In practice: codeshare processes are deeply modified with NDC, introducing the ORA (Offer Responsible Airline) and POA (Participating Offer Airline). You might want to start with your own flights only. If not, close partners for main routes need to be in the loop ASAP.

Starting point: check the list of current partners and prioritize the O&Ds and the partners you want to have with you in this NDC project. Set first exchanges with them.


With the development of connected objects, customer data privacy is becoming inevitable. As a consequence, privacy protection laws are getting more precise. They might differ from one country to another. If personalization is an NDC feature you would like to explore, you will need to store and use customer information. Hence you will need to know customer data rules to be applied in your situation.

A few tips:

  • secure customer acceptance proof: this needs to be looked after through box tickling, for instance (online) and clearly mentioned in any contract your airline may have (offline)
  • sensitive data request a specific focus: payment information, infant/child information
  • marketing campaigns using customer data are usually forbidden
  • history of transactions storage is very interesting to be kept, but require special attention as far as privacy is concerned in those “forgetfulness rights” times
  • it is better to ensure that the customer has access to his data and can modify are (so-called VRM loop)
  • ensure data security (using cryptic transactions, double technical servers, etc.)

In practice: in all cases, usage of customer data should create a win-win situation: the customer gives you information so that you can serve him better. Clear communication is mandatory.

Starting point: check what is your current situation: do you have a customer database, a CRM? Are you compliant with rules? How do you intend to change it?

Remark: Our ConztanzOne profiling module gathers customer data information to be used for personalization, especially on NDC’s context: building our product made us investigate data protection specifics insights.
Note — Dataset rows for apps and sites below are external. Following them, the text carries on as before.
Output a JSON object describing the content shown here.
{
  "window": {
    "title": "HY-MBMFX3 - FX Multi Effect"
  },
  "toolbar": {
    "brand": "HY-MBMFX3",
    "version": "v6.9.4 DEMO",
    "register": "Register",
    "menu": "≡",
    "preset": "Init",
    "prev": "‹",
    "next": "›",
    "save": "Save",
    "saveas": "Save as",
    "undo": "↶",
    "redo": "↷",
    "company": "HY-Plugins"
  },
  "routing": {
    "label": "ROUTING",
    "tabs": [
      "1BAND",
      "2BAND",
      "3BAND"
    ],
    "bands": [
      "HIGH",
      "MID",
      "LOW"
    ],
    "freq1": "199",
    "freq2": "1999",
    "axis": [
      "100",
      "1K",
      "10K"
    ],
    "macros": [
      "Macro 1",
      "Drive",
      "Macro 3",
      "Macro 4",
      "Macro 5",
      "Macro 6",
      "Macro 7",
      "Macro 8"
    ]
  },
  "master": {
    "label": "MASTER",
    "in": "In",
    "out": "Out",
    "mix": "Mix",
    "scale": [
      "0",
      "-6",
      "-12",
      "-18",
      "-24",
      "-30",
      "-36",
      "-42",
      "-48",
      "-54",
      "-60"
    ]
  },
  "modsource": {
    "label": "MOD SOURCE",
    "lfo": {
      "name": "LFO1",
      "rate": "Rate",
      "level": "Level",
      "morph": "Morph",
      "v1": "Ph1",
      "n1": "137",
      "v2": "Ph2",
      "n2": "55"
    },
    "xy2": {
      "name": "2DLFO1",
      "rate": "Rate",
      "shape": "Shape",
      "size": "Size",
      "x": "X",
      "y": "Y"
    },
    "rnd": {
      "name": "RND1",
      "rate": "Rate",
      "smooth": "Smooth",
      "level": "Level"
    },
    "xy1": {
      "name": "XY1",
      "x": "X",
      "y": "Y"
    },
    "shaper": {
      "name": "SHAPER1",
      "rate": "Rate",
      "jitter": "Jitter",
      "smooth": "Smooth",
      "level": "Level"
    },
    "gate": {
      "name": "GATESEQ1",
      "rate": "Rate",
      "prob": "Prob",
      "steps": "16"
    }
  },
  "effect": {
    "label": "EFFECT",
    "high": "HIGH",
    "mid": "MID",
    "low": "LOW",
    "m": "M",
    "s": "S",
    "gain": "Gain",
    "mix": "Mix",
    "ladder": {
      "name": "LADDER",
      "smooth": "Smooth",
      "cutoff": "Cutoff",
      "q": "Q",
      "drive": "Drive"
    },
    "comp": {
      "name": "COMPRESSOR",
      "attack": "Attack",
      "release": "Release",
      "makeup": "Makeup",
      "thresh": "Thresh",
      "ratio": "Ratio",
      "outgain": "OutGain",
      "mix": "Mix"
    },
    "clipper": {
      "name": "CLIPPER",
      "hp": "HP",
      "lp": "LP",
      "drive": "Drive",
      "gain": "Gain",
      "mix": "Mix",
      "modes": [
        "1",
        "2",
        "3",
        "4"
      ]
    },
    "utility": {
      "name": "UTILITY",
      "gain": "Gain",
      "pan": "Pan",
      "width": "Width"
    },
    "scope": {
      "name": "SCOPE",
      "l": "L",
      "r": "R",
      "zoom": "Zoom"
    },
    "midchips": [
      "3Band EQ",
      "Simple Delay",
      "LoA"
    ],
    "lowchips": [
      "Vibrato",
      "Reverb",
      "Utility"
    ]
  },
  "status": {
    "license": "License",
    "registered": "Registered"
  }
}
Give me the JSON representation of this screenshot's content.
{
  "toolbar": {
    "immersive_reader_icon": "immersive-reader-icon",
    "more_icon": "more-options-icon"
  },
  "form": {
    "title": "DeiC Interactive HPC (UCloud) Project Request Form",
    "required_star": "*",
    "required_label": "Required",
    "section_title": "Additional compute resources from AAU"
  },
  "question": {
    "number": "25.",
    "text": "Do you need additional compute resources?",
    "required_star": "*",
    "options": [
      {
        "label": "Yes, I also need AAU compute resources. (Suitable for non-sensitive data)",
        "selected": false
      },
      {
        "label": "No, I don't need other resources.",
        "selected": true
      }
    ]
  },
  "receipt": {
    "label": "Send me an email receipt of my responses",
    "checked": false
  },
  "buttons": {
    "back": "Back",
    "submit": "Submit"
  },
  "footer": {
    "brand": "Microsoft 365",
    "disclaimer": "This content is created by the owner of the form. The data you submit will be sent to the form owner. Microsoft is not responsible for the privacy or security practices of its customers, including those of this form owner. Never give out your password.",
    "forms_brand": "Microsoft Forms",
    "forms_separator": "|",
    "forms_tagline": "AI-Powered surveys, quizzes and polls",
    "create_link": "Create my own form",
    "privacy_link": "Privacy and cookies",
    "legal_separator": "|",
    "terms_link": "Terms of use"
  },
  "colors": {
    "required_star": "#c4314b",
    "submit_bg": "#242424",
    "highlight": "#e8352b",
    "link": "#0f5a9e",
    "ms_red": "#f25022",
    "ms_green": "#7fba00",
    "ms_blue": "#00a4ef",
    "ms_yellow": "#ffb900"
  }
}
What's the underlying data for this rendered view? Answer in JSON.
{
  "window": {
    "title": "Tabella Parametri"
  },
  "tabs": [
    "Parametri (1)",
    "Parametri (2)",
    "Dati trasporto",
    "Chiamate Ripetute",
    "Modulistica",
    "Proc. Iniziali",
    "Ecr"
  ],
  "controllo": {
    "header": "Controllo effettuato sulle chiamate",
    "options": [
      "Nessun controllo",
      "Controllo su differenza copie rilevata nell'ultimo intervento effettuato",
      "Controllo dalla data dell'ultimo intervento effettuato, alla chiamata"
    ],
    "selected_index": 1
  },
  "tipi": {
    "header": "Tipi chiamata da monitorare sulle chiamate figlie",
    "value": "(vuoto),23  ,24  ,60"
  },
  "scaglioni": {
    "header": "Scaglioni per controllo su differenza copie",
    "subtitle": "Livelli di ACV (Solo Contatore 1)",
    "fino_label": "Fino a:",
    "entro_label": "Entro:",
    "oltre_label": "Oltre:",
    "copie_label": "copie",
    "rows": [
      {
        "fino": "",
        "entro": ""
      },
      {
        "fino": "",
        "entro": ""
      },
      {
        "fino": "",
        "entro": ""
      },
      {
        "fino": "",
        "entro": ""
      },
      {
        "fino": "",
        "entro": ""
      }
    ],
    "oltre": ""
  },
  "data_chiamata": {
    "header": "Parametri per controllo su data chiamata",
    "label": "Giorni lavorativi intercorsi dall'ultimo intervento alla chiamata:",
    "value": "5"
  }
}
Do not hesitate to check our ConztanzONE presentation page or contact us for an exchange on the subject, or of course if you are interested in a demo.


In some countries, there may be additional constraints:

  • Distribution monopoly risk: if your direct sales (= you website in particular) covers a high percentage of your sales
  • Distributor transparency: in your home market, for instance; you might have committed to certain transparency with distributors, etc.

All those bilateral rules can change: you will have to deal with the change management: exchange and communicate!!

We now have reviewed the key subjects: CONTENT, PARTNERS, TECHNICS and LEGAL constraints. 

The last step will be to define/organize your project and make sure the launch decision is taken. It will be our focus in our final article.

Stay tuned!

Meanwhile, we welcome any comment/live experience on this one. Do not hesitate to ask questions (see address below).

Related Articles

NDC Questions for Airlines – One : the Offer

NDC Questions for Airlines – Two : Impact on internal processes

NDC Questions for Airlines – Three: Will you CIO follow?

About the Author:

26-001Hélène Millet joined Conztanz in November 2013, soon after the company was founded, as part of the initial team (so called “Pioneers”).

At that time, she had gained 20 years’ experience in the airline business in the AFKL Group, mainly in RM, Sales and Distribution departments.

She has participated to NDC DDX, since the start in June 2012, first as AFKL’s representative and then as Conztanz’.

Please do not hesitate to contact us if any question or comment.